Albert Lewis Fletcher
|Reference style||The Most Reverend|
|Spoken style||Your Excellency|
Albert Fletcher was born in Little Rock, Arkansas, to Thomas and Helen (née Wehr) Fletcher. His parents were both converts to Catholicism; his father was originally an Episcopalian and his mother a Lutheran. He and his family moved to Paris, Logan County a few months after his birth, and later to Tontitown and then Mena. In 1912 he entered Little Rock College, from where he obtained a Bachelor of Arts degree in chemistry in 1916. After completing his theological studies at St. John Home Missions Seminary, he was ordained to the priesthood by Bishop John Baptist Morris on June 4, 1920. He then served as an assistant professor of chemistry and biology at Little Rock College, where he became president in 1923. In 1922 he earned a Master of Science degree from the University of Chicago. He was professor of dogmatic theology and canon law at St. John Seminary (1925–1929), and chancellor (1926–1933) and vicar general (1933–1946) of the Diocese of Little Rock. He was named a Papal Chamberlain in 1929 and a Domestic Prelate in 1934.
On December 11, 1939, Fletcher was appointed Auxiliary Bishop of Little Rock and Titular Bishop of Samos by Pope Pius XII. He received his episcopal consecration on April 25, 1940 from Archbishop Amleto Cicognani, with Bishops Jules Jeanmard and William O'Brien serving as co-consecrators. He was the first native Arkansan to become a Catholic bishop, and his was the first consecration to be held in that state.

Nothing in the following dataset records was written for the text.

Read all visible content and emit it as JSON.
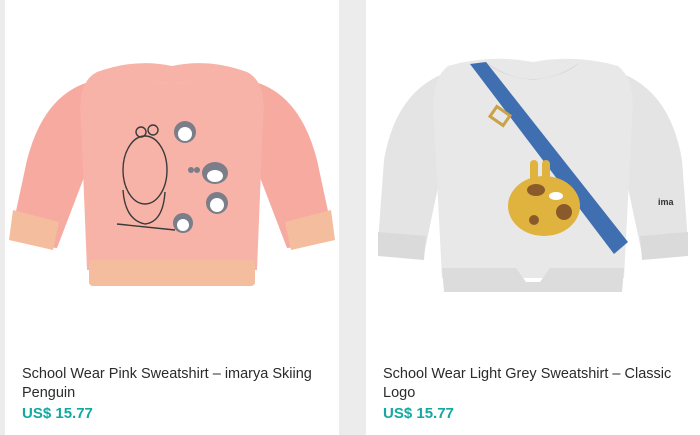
{
  "products": [
    {
      "title": "School Wear Pink Sweatshirt – imarya Skiing Penguin",
      "price": "US$ 15.77",
      "image": "pink sweatshirt with bear and penguins print",
      "color": "#f7aaa0"
    },
    {
      "title": "School Wear Light Grey Sweatshirt – Classic Logo",
      "price": "US$ 15.77",
      "image": "light grey sweatshirt with giraffe and blue strap print",
      "color": "#e3e3e3"
    }
  ],
  "colors": {
    "price": "#13a8a0",
    "background": "#ececec"
  }
}
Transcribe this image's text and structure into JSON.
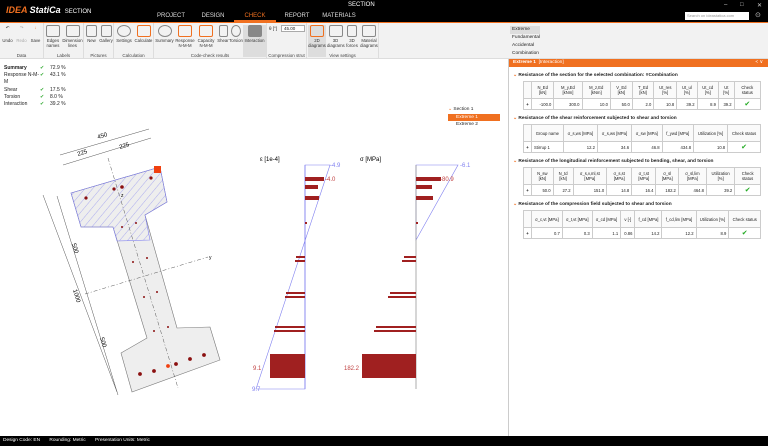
{
  "app": {
    "logo": "IDEA StatiCa",
    "product": "SECTION",
    "window_title": "SECTION",
    "search_placeholder": "Search on ideastatica.com"
  },
  "tabs": [
    "PROJECT",
    "DESIGN",
    "CHECK",
    "REPORT",
    "MATERIALS"
  ],
  "active_tab": "CHECK",
  "ribbon": {
    "groups": [
      {
        "label": "Data",
        "buttons": [
          "Undo",
          "Redo",
          "Save"
        ]
      },
      {
        "label": "Labels",
        "buttons": [
          "Edges names",
          "Dimension lines"
        ]
      },
      {
        "label": "Pictures",
        "buttons": [
          "New",
          "Gallery"
        ]
      },
      {
        "label": "Calculation",
        "buttons": [
          "Settings",
          "Calculate"
        ]
      },
      {
        "label": "Code-check results",
        "buttons": [
          "Summary",
          "Response N-M-M",
          "Capacity N-M-M",
          "Shear",
          "Torsion",
          "Interaction"
        ]
      },
      {
        "label": "Compression strut",
        "theta_label": "θ [°]",
        "theta_value": "45.00"
      },
      {
        "label": "View settings",
        "buttons": [
          "2D diagrams",
          "3D diagrams",
          "3D forces",
          "Material diagrams"
        ]
      },
      {
        "label": "Combination",
        "options": [
          "Extreme",
          "Fundamental",
          "Accidental"
        ],
        "selected": "Extreme"
      }
    ]
  },
  "summary": [
    {
      "name": "Summary",
      "value": "72.9 %"
    },
    {
      "name": "Response N-M-M",
      "value": "43.1 %"
    },
    {
      "name": "Shear",
      "value": "17.5 %"
    },
    {
      "name": "Torsion",
      "value": "8.0 %"
    },
    {
      "name": "Interaction",
      "value": "39.2 %"
    }
  ],
  "tree": {
    "section": "Section 1",
    "items": [
      "Extreme 1",
      "Extreme 2"
    ],
    "selected": "Extreme 1"
  },
  "drawing": {
    "dims": [
      "450",
      "225",
      "225",
      "500",
      "1000",
      "500"
    ],
    "axes": [
      "y",
      "z"
    ],
    "strain": {
      "title": "ε [1e-4]",
      "labels": [
        "-4.9",
        "-4.0",
        "9.1",
        "9.7"
      ]
    },
    "stress": {
      "title": "σ [MPa]",
      "labels": [
        "-6.1",
        "-80.9",
        "182.2"
      ]
    }
  },
  "panel": {
    "title": "Extreme 1",
    "subtitle": "[Interaction]",
    "controls": "< ∨",
    "sections": [
      {
        "title": "Resistance of the section for the selected combination: #Combination",
        "headers": [
          "N_Ed [kN]",
          "M_y,Ed [kNm]",
          "M_z,Ed [kNm]",
          "V_Ed [kN]",
          "T_Ed [kN]",
          "Ut_res [%]",
          "Ut_ul [%]",
          "Ut_cd [%]",
          "Ut [%]",
          "Check status"
        ],
        "row": [
          "-100.0",
          "300.0",
          "10.0",
          "50.0",
          "2.0",
          "10.8",
          "39.2",
          "8.9",
          "39.2"
        ]
      },
      {
        "title": "Resistance of the shear reinforcement subjected to shear and torsion",
        "headers": [
          "Group name",
          "σ_s,ws [MPa]",
          "σ_s,ws [MPa]",
          "σ_sw [MPa]",
          "f_ywd [MPa]",
          "Utilization [%]",
          "Check status"
        ],
        "row": [
          "Stirrup 1",
          "12.2",
          "34.6",
          "46.8",
          "434.8",
          "10.8"
        ]
      },
      {
        "title": "Resistance of the longitudinal reinforcement subjected to bending, shear, and torsion",
        "headers": [
          "N_sw [kN]",
          "N_td [kN]",
          "σ_s,v,ml,st [MPa]",
          "σ_s,st [MPa]",
          "σ_t,st [MPa]",
          "σ_sl [MPa]",
          "σ_sl,lim [MPa]",
          "Utilization [%]",
          "Check status"
        ],
        "row": [
          "50.0",
          "27.2",
          "151.0",
          "14.8",
          "16.4",
          "182.2",
          "464.8",
          "39.2"
        ]
      },
      {
        "title": "Resistance of the compression field subjected to shear and torsion",
        "headers": [
          "σ_c,vt [MPa]",
          "σ_t,vt [MPa]",
          "σ_cd [MPa]",
          "ν [-]",
          "f_cd [MPa]",
          "f_cd,lim [MPa]",
          "Utilization [%]",
          "Check status"
        ],
        "row": [
          "0.7",
          "0.3",
          "1.1",
          "0.86",
          "14.2",
          "12.2",
          "8.9"
        ]
      }
    ]
  },
  "status": {
    "design_code": "Design Code: EN",
    "rounding": "Rounding: Metric",
    "units": "Presentation Units: Metric"
  },
  "colors": {
    "accent": "#f07020",
    "rebar": "#a02020",
    "diagram": "#8080f0",
    "ok": "#2a2"
  }
}
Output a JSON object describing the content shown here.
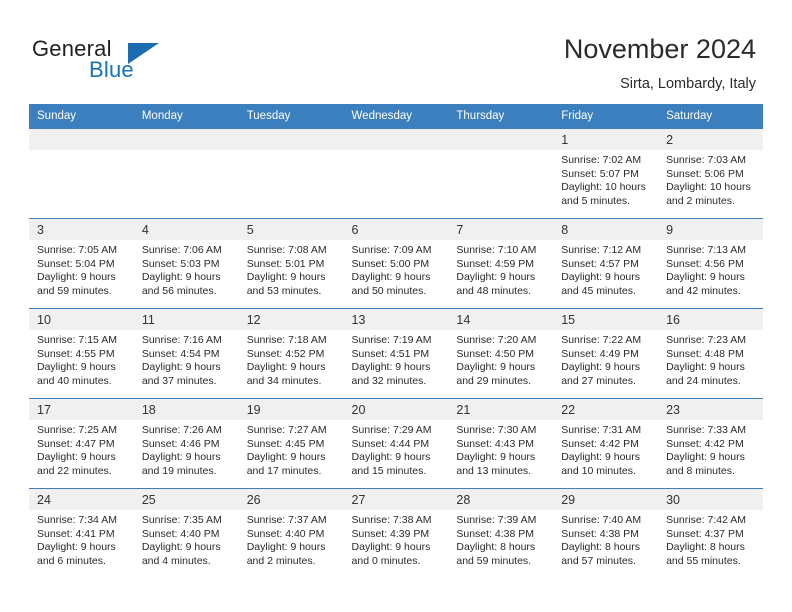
{
  "brand": {
    "name_top": "General",
    "name_bottom": "Blue",
    "triangle_color": "#1b6cb0",
    "text_color": "#231f20",
    "blue_color": "#1673be"
  },
  "header": {
    "title": "November 2024",
    "subtitle": "Sirta, Lombardy, Italy"
  },
  "theme": {
    "header_bg": "#3c7fbe",
    "header_text": "#ffffff",
    "daynum_bg": "#f0f0f0",
    "cell_bg": "#ffffff",
    "grid_line": "#3c7fbe"
  },
  "weekdays": [
    "Sunday",
    "Monday",
    "Tuesday",
    "Wednesday",
    "Thursday",
    "Friday",
    "Saturday"
  ],
  "labels": {
    "sunrise_prefix": "Sunrise:",
    "sunset_prefix": "Sunset:",
    "daylight_prefix": "Daylight:"
  },
  "weeks": [
    [
      {
        "day": "",
        "line1": "",
        "line2": "",
        "line3": "",
        "line4": ""
      },
      {
        "day": "",
        "line1": "",
        "line2": "",
        "line3": "",
        "line4": ""
      },
      {
        "day": "",
        "line1": "",
        "line2": "",
        "line3": "",
        "line4": ""
      },
      {
        "day": "",
        "line1": "",
        "line2": "",
        "line3": "",
        "line4": ""
      },
      {
        "day": "",
        "line1": "",
        "line2": "",
        "line3": "",
        "line4": ""
      },
      {
        "day": "1",
        "line1": "Sunrise: 7:02 AM",
        "line2": "Sunset: 5:07 PM",
        "line3": "Daylight: 10 hours",
        "line4": "and 5 minutes."
      },
      {
        "day": "2",
        "line1": "Sunrise: 7:03 AM",
        "line2": "Sunset: 5:06 PM",
        "line3": "Daylight: 10 hours",
        "line4": "and 2 minutes."
      }
    ],
    [
      {
        "day": "3",
        "line1": "Sunrise: 7:05 AM",
        "line2": "Sunset: 5:04 PM",
        "line3": "Daylight: 9 hours",
        "line4": "and 59 minutes."
      },
      {
        "day": "4",
        "line1": "Sunrise: 7:06 AM",
        "line2": "Sunset: 5:03 PM",
        "line3": "Daylight: 9 hours",
        "line4": "and 56 minutes."
      },
      {
        "day": "5",
        "line1": "Sunrise: 7:08 AM",
        "line2": "Sunset: 5:01 PM",
        "line3": "Daylight: 9 hours",
        "line4": "and 53 minutes."
      },
      {
        "day": "6",
        "line1": "Sunrise: 7:09 AM",
        "line2": "Sunset: 5:00 PM",
        "line3": "Daylight: 9 hours",
        "line4": "and 50 minutes."
      },
      {
        "day": "7",
        "line1": "Sunrise: 7:10 AM",
        "line2": "Sunset: 4:59 PM",
        "line3": "Daylight: 9 hours",
        "line4": "and 48 minutes."
      },
      {
        "day": "8",
        "line1": "Sunrise: 7:12 AM",
        "line2": "Sunset: 4:57 PM",
        "line3": "Daylight: 9 hours",
        "line4": "and 45 minutes."
      },
      {
        "day": "9",
        "line1": "Sunrise: 7:13 AM",
        "line2": "Sunset: 4:56 PM",
        "line3": "Daylight: 9 hours",
        "line4": "and 42 minutes."
      }
    ],
    [
      {
        "day": "10",
        "line1": "Sunrise: 7:15 AM",
        "line2": "Sunset: 4:55 PM",
        "line3": "Daylight: 9 hours",
        "line4": "and 40 minutes."
      },
      {
        "day": "11",
        "line1": "Sunrise: 7:16 AM",
        "line2": "Sunset: 4:54 PM",
        "line3": "Daylight: 9 hours",
        "line4": "and 37 minutes."
      },
      {
        "day": "12",
        "line1": "Sunrise: 7:18 AM",
        "line2": "Sunset: 4:52 PM",
        "line3": "Daylight: 9 hours",
        "line4": "and 34 minutes."
      },
      {
        "day": "13",
        "line1": "Sunrise: 7:19 AM",
        "line2": "Sunset: 4:51 PM",
        "line3": "Daylight: 9 hours",
        "line4": "and 32 minutes."
      },
      {
        "day": "14",
        "line1": "Sunrise: 7:20 AM",
        "line2": "Sunset: 4:50 PM",
        "line3": "Daylight: 9 hours",
        "line4": "and 29 minutes."
      },
      {
        "day": "15",
        "line1": "Sunrise: 7:22 AM",
        "line2": "Sunset: 4:49 PM",
        "line3": "Daylight: 9 hours",
        "line4": "and 27 minutes."
      },
      {
        "day": "16",
        "line1": "Sunrise: 7:23 AM",
        "line2": "Sunset: 4:48 PM",
        "line3": "Daylight: 9 hours",
        "line4": "and 24 minutes."
      }
    ],
    [
      {
        "day": "17",
        "line1": "Sunrise: 7:25 AM",
        "line2": "Sunset: 4:47 PM",
        "line3": "Daylight: 9 hours",
        "line4": "and 22 minutes."
      },
      {
        "day": "18",
        "line1": "Sunrise: 7:26 AM",
        "line2": "Sunset: 4:46 PM",
        "line3": "Daylight: 9 hours",
        "line4": "and 19 minutes."
      },
      {
        "day": "19",
        "line1": "Sunrise: 7:27 AM",
        "line2": "Sunset: 4:45 PM",
        "line3": "Daylight: 9 hours",
        "line4": "and 17 minutes."
      },
      {
        "day": "20",
        "line1": "Sunrise: 7:29 AM",
        "line2": "Sunset: 4:44 PM",
        "line3": "Daylight: 9 hours",
        "line4": "and 15 minutes."
      },
      {
        "day": "21",
        "line1": "Sunrise: 7:30 AM",
        "line2": "Sunset: 4:43 PM",
        "line3": "Daylight: 9 hours",
        "line4": "and 13 minutes."
      },
      {
        "day": "22",
        "line1": "Sunrise: 7:31 AM",
        "line2": "Sunset: 4:42 PM",
        "line3": "Daylight: 9 hours",
        "line4": "and 10 minutes."
      },
      {
        "day": "23",
        "line1": "Sunrise: 7:33 AM",
        "line2": "Sunset: 4:42 PM",
        "line3": "Daylight: 9 hours",
        "line4": "and 8 minutes."
      }
    ],
    [
      {
        "day": "24",
        "line1": "Sunrise: 7:34 AM",
        "line2": "Sunset: 4:41 PM",
        "line3": "Daylight: 9 hours",
        "line4": "and 6 minutes."
      },
      {
        "day": "25",
        "line1": "Sunrise: 7:35 AM",
        "line2": "Sunset: 4:40 PM",
        "line3": "Daylight: 9 hours",
        "line4": "and 4 minutes."
      },
      {
        "day": "26",
        "line1": "Sunrise: 7:37 AM",
        "line2": "Sunset: 4:40 PM",
        "line3": "Daylight: 9 hours",
        "line4": "and 2 minutes."
      },
      {
        "day": "27",
        "line1": "Sunrise: 7:38 AM",
        "line2": "Sunset: 4:39 PM",
        "line3": "Daylight: 9 hours",
        "line4": "and 0 minutes."
      },
      {
        "day": "28",
        "line1": "Sunrise: 7:39 AM",
        "line2": "Sunset: 4:38 PM",
        "line3": "Daylight: 8 hours",
        "line4": "and 59 minutes."
      },
      {
        "day": "29",
        "line1": "Sunrise: 7:40 AM",
        "line2": "Sunset: 4:38 PM",
        "line3": "Daylight: 8 hours",
        "line4": "and 57 minutes."
      },
      {
        "day": "30",
        "line1": "Sunrise: 7:42 AM",
        "line2": "Sunset: 4:37 PM",
        "line3": "Daylight: 8 hours",
        "line4": "and 55 minutes."
      }
    ]
  ]
}
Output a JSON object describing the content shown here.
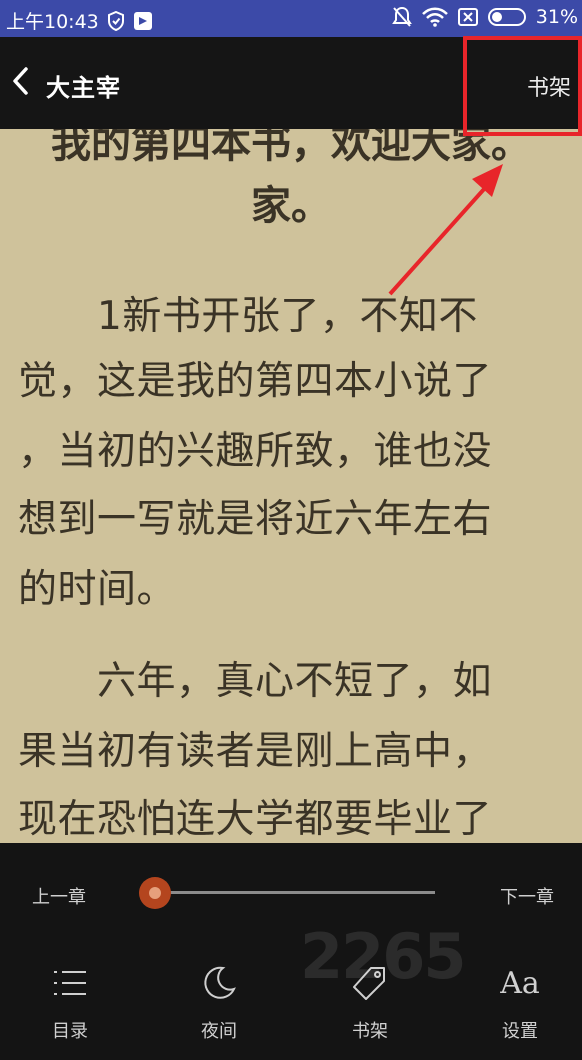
{
  "status_bar": {
    "time": "上午10:43",
    "battery_percent": "31%"
  },
  "top_bar": {
    "book_title": "大主宰",
    "bookshelf_label": "书架"
  },
  "content": {
    "heading_line1": "我的第四本书，欢迎大家。",
    "heading_line2": "家。",
    "lines": [
      "　　1新书开张了，不知不",
      "觉，这是我的第四本小说了",
      "，当初的兴趣所致，谁也没",
      "想到一写就是将近六年左右",
      "的时间。",
      "　　六年，真心不短了，如",
      "果当初有读者是刚上高中，",
      "现在恐怕连大学都要毕业了"
    ]
  },
  "reader_controls": {
    "prev_chapter": "上一章",
    "next_chapter": "下一章",
    "progress_fraction": 0
  },
  "bottom_nav": [
    {
      "label": "目录",
      "icon": "list-icon"
    },
    {
      "label": "夜间",
      "icon": "moon-icon"
    },
    {
      "label": "书架",
      "icon": "tag-icon"
    },
    {
      "label": "设置",
      "icon": "font-size-icon"
    }
  ],
  "watermark": "2265",
  "annotation": {
    "color": "#e8252a"
  }
}
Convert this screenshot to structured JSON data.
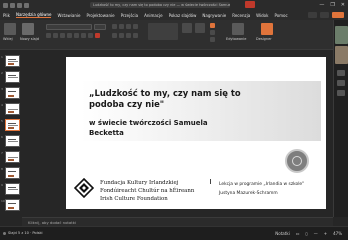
{
  "window": {
    "document_title": "Ludzkość to my, czy nam się to podoba czy nie — w świecie twórczości Samuela Becketta",
    "controls": [
      "—",
      "❐",
      "✕"
    ]
  },
  "menu": {
    "tabs": [
      "Plik",
      "Narzędzia główne",
      "Wstawianie",
      "Projektowanie",
      "Przejścia",
      "Animacje",
      "Pokaz slajdów",
      "Nagrywanie",
      "Recenzja",
      "Widok",
      "Pomoc"
    ],
    "active_index": 1
  },
  "ribbon": {
    "paste_label": "Wklej",
    "slide_label": "Nowy slajd",
    "font_name": "",
    "font_size": "",
    "editing_label": "Edytowanie",
    "designer_label": "Designer"
  },
  "thumbnails": {
    "numbers": [
      "1",
      "2",
      "3",
      "4",
      "5",
      "6",
      "7",
      "8",
      "9",
      "10"
    ],
    "selected_index": 4
  },
  "slide": {
    "title_line1": "„Ludzkość to my, czy nam się to",
    "title_line2": "podoba czy nie\"",
    "subtitle_line1": "w świecie twórczości Samuela",
    "subtitle_line2": "Becketta",
    "foundation_lines": [
      "Fundacja Kultury Irlandzkiej",
      "Fondúireacht Chultúr na hÉireann",
      "Irish Culture Foundation"
    ],
    "info_lines": [
      "Lekcja w programie „Irlandia w szkole\"",
      "Justyna Mazurek-Schramm"
    ]
  },
  "notes": {
    "placeholder": "Kliknij, aby dodać notatki"
  },
  "status": {
    "text": "Slajd 5 z 10 · Polski",
    "right": [
      "Notatki",
      "▭",
      "▯",
      "—",
      "+",
      "47%"
    ]
  },
  "colors": {
    "accent": "#e0743b"
  }
}
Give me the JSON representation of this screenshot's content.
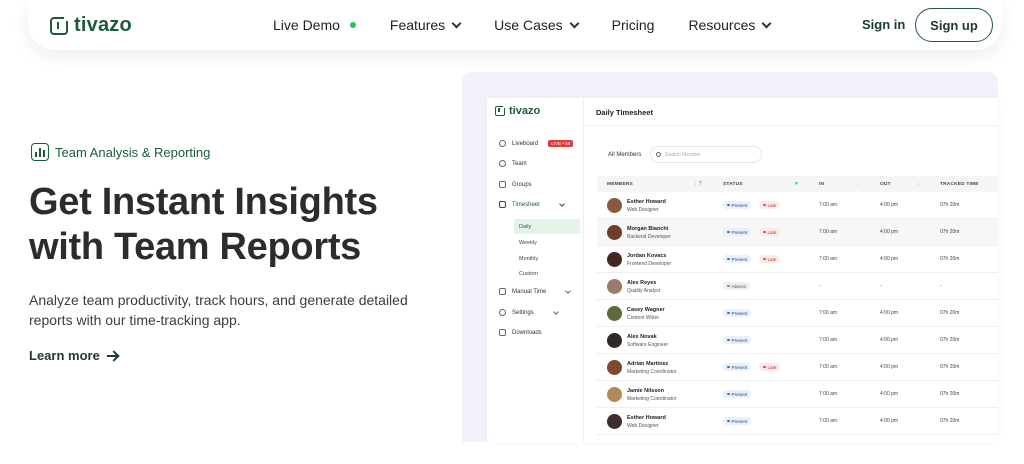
{
  "nav": {
    "logo": "tivazo",
    "links": [
      {
        "label": "Live Demo",
        "has_dot": true
      },
      {
        "label": "Features",
        "dropdown": true
      },
      {
        "label": "Use Cases",
        "dropdown": true
      },
      {
        "label": "Pricing",
        "dropdown": false
      },
      {
        "label": "Resources",
        "dropdown": true
      }
    ],
    "signin": "Sign in",
    "signup": "Sign up"
  },
  "hero": {
    "badge": "Team Analysis & Reporting",
    "title": "Get Instant Insights with Team Reports",
    "subtitle": "Analyze team productivity, track hours, and generate detailed reports with our time-tracking app.",
    "cta": "Learn more"
  },
  "app": {
    "logo": "tivazo",
    "page_title": "Daily Timesheet",
    "sidebar": {
      "liveboard": "Liveboard",
      "live_badge": "LIVE • 50",
      "team": "Team",
      "groups": "Groups",
      "timesheet": "Timesheet",
      "sub": [
        "Daily",
        "Weekly",
        "Monthly",
        "Custom"
      ],
      "manual_time": "Manual Time",
      "settings": "Settings",
      "downloads": "Downloads"
    },
    "filter_label": "All Members",
    "search_placeholder": "Search Member",
    "columns": {
      "members": "MEMBERS",
      "status": "STATUS",
      "in": "IN",
      "out": "OUT",
      "tracked": "TRACKED TIME"
    },
    "rows": [
      {
        "name": "Esther Howard",
        "role": "Web Designer",
        "status": "Present",
        "late": "Late",
        "in": "7:00 am",
        "out": "4:00 pm",
        "tracked": "07h 20m",
        "avatar": "#8a5a3c"
      },
      {
        "name": "Morgan Bianchi",
        "role": "Backend Developer",
        "status": "Present",
        "late": "Late",
        "in": "7:00 am",
        "out": "4:00 pm",
        "tracked": "07h 20m",
        "avatar": "#6b3f2a"
      },
      {
        "name": "Jordan Kovacs",
        "role": "Frontend Developer",
        "status": "Present",
        "late": "Late",
        "in": "7:00 am",
        "out": "4:00 pm",
        "tracked": "07h 20m",
        "avatar": "#3e2a22"
      },
      {
        "name": "Alex Reyes",
        "role": "Quality Analyst",
        "status": "Absent",
        "late": "",
        "in": "-",
        "out": "-",
        "tracked": "-",
        "avatar": "#9a7b6a"
      },
      {
        "name": "Casey Wagner",
        "role": "Content Writer",
        "status": "Present",
        "late": "",
        "in": "7:00 am",
        "out": "4:00 pm",
        "tracked": "07h 20m",
        "avatar": "#5a6b3c"
      },
      {
        "name": "Alex Novak",
        "role": "Software Engineer",
        "status": "Present",
        "late": "",
        "in": "7:00 am",
        "out": "4:00 pm",
        "tracked": "07h 20m",
        "avatar": "#2f2a28"
      },
      {
        "name": "Adrian Martinez",
        "role": "Marketing Coordinator",
        "status": "Present",
        "late": "Late",
        "in": "7:00 am",
        "out": "4:00 pm",
        "tracked": "07h 20m",
        "avatar": "#7a4a34"
      },
      {
        "name": "Jamie Nilsson",
        "role": "Marketing Coordinator",
        "status": "Present",
        "late": "",
        "in": "7:00 am",
        "out": "4:00 pm",
        "tracked": "07h 20m",
        "avatar": "#b08a5a"
      },
      {
        "name": "Esther Howard",
        "role": "Web Designer",
        "status": "Present",
        "late": "",
        "in": "7:00 am",
        "out": "4:00 pm",
        "tracked": "07h 20m",
        "avatar": "#3b2f2a"
      }
    ]
  }
}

Fletcher was later named Bishop of Little Rock on December 7, 1946. He was a staunch advocate of desegregation, supporting the U.S. Supreme Court's ruling in Brown v. Board of Education in 1954, and reprimanding Governor Orval Faubus for attempting to prevent desegregation at Little Rock Central High School in 1957. In a 1960 publication entitled "An Elementary Catholic Catechism on the Morality of Segregation and Racial Discrimination," he described segregation as "immoral...unjust and uncharitable," and stated that it could even constitute mortal sin "when the act of racial prejudice committed is a serious infraction of the law of justice or charity".
From 1962 to 1965, Fletcher attended the Second Vatican Council in Rome. Although he inaugurated the liturgical use of the vernacular in his diocese as early as 1964, he did not follow the Council’s advice on creating permanent deacons, and closed St. John Seminary after some of its faculty publicly questioned the Church’s stance on birth control and papal infallibility. The anti-Communist Fletcher was also opposed to calling for an end to the Vietnam War and to giving amnesty for those who resisted the war and avoided the draft. After twenty-five years of service, he retired as Little Rock’s ordinary on July 4, 1972.
Bishop Fletcher died in Little Rock, at the age of 83. He is buried in the crypt of St. Andrew's Cathedral.
- TIME Magazine. "Segregation Is Immoral" April 25, 1960
- Roman Catholic Diocese of Little Rock Fighting Segregation With Cathechism  The Tuscaloosa News - Aug 4, 1960
- Diocese of Little Rock
- Fletcher in the "The Encyclopedia of Arkansas History & Culture"
John Baptist Morris
|Bishop of Little Rock
Andrew Joseph McDonald